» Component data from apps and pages
--------------------

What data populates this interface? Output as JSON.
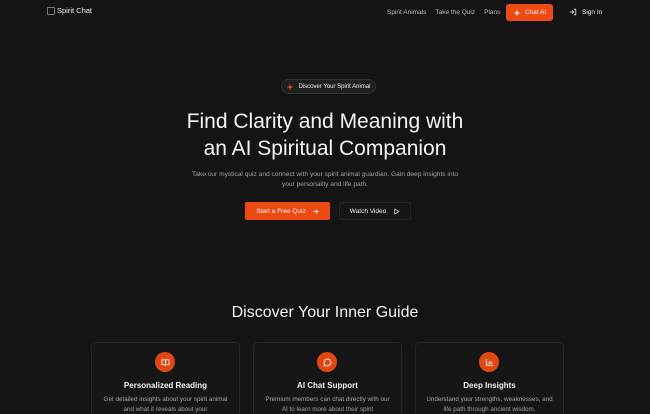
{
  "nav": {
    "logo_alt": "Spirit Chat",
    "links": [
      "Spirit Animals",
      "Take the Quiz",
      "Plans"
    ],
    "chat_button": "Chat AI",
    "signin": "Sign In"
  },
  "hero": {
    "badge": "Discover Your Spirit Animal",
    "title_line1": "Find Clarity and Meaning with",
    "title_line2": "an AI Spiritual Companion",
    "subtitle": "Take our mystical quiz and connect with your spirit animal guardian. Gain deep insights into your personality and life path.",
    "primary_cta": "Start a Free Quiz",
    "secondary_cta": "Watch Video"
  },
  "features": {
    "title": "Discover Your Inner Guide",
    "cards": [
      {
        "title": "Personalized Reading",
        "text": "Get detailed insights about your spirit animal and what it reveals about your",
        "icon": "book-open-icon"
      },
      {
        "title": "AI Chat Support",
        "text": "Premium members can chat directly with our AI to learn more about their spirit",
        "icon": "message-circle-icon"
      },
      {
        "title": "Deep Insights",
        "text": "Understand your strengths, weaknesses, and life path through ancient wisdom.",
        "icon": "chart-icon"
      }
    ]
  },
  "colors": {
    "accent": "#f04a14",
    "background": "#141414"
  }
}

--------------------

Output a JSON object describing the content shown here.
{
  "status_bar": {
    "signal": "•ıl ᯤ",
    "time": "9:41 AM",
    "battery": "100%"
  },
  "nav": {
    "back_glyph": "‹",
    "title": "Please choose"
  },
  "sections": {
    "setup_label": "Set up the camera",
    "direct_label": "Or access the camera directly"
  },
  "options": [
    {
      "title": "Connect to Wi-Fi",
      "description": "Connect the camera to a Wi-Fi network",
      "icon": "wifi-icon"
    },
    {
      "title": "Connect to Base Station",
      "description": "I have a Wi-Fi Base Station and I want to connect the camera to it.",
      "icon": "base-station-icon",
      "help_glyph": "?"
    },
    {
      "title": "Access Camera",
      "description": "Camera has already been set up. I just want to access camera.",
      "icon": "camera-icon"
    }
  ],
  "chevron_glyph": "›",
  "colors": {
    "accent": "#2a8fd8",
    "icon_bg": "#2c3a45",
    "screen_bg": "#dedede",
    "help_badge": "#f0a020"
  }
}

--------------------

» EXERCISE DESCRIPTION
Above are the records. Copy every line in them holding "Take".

» RESULT OF THIS EXERCISE
      "Take the Quiz",
    "subtitle": "Take our mystical quiz and connect with your spirit animal guardian. Gain deep insights into your personality and life path.",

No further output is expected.